[What the task requires]: Every record, from the first to the last, is to be printed again exactly.

((

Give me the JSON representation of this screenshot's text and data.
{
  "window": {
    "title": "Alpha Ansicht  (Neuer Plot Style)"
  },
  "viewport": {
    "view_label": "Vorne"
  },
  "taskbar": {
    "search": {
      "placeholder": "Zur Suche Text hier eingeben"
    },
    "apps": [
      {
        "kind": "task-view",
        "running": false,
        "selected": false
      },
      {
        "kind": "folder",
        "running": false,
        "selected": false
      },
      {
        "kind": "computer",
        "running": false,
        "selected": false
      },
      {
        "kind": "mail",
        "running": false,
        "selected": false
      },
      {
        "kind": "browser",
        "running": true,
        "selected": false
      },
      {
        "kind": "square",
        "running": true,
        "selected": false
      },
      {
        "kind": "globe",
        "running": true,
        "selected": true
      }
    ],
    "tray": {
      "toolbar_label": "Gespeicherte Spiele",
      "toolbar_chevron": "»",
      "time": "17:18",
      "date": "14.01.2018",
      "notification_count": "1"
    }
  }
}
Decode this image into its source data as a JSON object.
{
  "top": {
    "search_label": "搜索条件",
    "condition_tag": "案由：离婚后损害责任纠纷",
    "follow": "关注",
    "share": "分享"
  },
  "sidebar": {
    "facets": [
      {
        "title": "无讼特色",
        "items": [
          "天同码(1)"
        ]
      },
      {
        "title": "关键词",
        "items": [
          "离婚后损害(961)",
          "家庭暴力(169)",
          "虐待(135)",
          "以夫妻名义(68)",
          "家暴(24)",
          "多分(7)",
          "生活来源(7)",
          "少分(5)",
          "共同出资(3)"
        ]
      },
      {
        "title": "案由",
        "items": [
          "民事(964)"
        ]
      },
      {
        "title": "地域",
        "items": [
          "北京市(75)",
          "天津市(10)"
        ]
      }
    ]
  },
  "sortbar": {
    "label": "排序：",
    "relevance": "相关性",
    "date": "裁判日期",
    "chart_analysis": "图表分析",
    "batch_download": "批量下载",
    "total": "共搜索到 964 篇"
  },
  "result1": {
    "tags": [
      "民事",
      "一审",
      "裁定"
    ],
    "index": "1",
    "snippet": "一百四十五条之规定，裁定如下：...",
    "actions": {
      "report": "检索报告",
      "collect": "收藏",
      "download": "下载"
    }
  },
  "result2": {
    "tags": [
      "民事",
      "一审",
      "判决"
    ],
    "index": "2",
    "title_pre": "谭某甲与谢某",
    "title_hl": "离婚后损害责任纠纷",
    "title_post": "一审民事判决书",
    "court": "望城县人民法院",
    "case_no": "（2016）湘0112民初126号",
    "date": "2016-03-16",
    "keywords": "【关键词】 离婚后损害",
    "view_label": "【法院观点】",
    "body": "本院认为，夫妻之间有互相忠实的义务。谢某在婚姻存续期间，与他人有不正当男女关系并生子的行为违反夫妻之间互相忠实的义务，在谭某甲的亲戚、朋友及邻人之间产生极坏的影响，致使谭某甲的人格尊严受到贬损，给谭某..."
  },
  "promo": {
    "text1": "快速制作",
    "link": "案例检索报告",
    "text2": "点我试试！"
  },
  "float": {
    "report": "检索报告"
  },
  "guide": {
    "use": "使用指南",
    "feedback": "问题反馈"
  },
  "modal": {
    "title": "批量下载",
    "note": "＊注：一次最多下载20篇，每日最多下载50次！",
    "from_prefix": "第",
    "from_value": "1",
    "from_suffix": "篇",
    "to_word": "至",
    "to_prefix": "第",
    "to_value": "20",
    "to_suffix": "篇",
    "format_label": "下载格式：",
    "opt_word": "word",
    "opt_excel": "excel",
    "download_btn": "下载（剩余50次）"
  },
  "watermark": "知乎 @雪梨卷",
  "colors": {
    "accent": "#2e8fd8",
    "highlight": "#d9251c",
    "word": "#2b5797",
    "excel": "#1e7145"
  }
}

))

[Solution for this task]:
Give me the JSON representation of this screenshot's text and data.
{
  "window": {
    "title": "Alpha Ansicht  (Neuer Plot Style)"
  },
  "viewport": {
    "view_label": "Vorne"
  },
  "taskbar": {
    "search": {
      "placeholder": "Zur Suche Text hier eingeben"
    },
    "apps": [
      {
        "kind": "task-view",
        "running": false,
        "selected": false
      },
      {
        "kind": "folder",
        "running": false,
        "selected": false
      },
      {
        "kind": "computer",
        "running": false,
        "selected": false
      },
      {
        "kind": "mail",
        "running": false,
        "selected": false
      },
      {
        "kind": "browser",
        "running": true,
        "selected": false
      },
      {
        "kind": "square",
        "running": true,
        "selected": false
      },
      {
        "kind": "globe",
        "running": true,
        "selected": true
      }
    ],
    "tray": {
      "toolbar_label": "Gespeicherte Spiele",
      "toolbar_chevron": "»",
      "time": "17:18",
      "date": "14.01.2018",
      "notification_count": "1"
    }
  }
}
Decode this image into its source data as a JSON object.
{
  "top": {
    "search_label": "搜索条件",
    "condition_tag": "案由：离婚后损害责任纠纷",
    "follow": "关注",
    "share": "分享"
  },
  "sidebar": {
    "facets": [
      {
        "title": "无讼特色",
        "items": [
          "天同码(1)"
        ]
      },
      {
        "title": "关键词",
        "items": [
          "离婚后损害(961)",
          "家庭暴力(169)",
          "虐待(135)",
          "以夫妻名义(68)",
          "家暴(24)",
          "多分(7)",
          "生活来源(7)",
          "少分(5)",
          "共同出资(3)"
        ]
      },
      {
        "title": "案由",
        "items": [
          "民事(964)"
        ]
      },
      {
        "title": "地域",
        "items": [
          "北京市(75)",
          "天津市(10)"
        ]
      }
    ]
  },
  "sortbar": {
    "label": "排序：",
    "relevance": "相关性",
    "date": "裁判日期",
    "chart_analysis": "图表分析",
    "batch_download": "批量下载",
    "total": "共搜索到 964 篇"
  },
  "result1": {
    "tags": [
      "民事",
      "一审",
      "裁定"
    ],
    "index": "1",
    "snippet": "一百四十五条之规定，裁定如下：...",
    "actions": {
      "report": "检索报告",
      "collect": "收藏",
      "download": "下载"
    }
  },
  "result2": {
    "tags": [
      "民事",
      "一审",
      "判决"
    ],
    "index": "2",
    "title_pre": "谭某甲与谢某",
    "title_hl": "离婚后损害责任纠纷",
    "title_post": "一审民事判决书",
    "court": "望城县人民法院",
    "case_no": "（2016）湘0112民初126号",
    "date": "2016-03-16",
    "keywords": "【关键词】 离婚后损害",
    "view_label": "【法院观点】",
    "body": "本院认为，夫妻之间有互相忠实的义务。谢某在婚姻存续期间，与他人有不正当男女关系并生子的行为违反夫妻之间互相忠实的义务，在谭某甲的亲戚、朋友及邻人之间产生极坏的影响，致使谭某甲的人格尊严受到贬损，给谭某..."
  },
  "promo": {
    "text1": "快速制作",
    "link": "案例检索报告",
    "text2": "点我试试！"
  },
  "float": {
    "report": "检索报告"
  },
  "guide": {
    "use": "使用指南",
    "feedback": "问题反馈"
  },
  "modal": {
    "title": "批量下载",
    "note": "＊注：一次最多下载20篇，每日最多下载50次！",
    "from_prefix": "第",
    "from_value": "1",
    "from_suffix": "篇",
    "to_word": "至",
    "to_prefix": "第",
    "to_value": "20",
    "to_suffix": "篇",
    "format_label": "下载格式：",
    "opt_word": "word",
    "opt_excel": "excel",
    "download_btn": "下载（剩余50次）"
  },
  "watermark": "知乎 @雪梨卷",
  "colors": {
    "accent": "#2e8fd8",
    "highlight": "#d9251c",
    "word": "#2b5797",
    "excel": "#1e7145"
  }
}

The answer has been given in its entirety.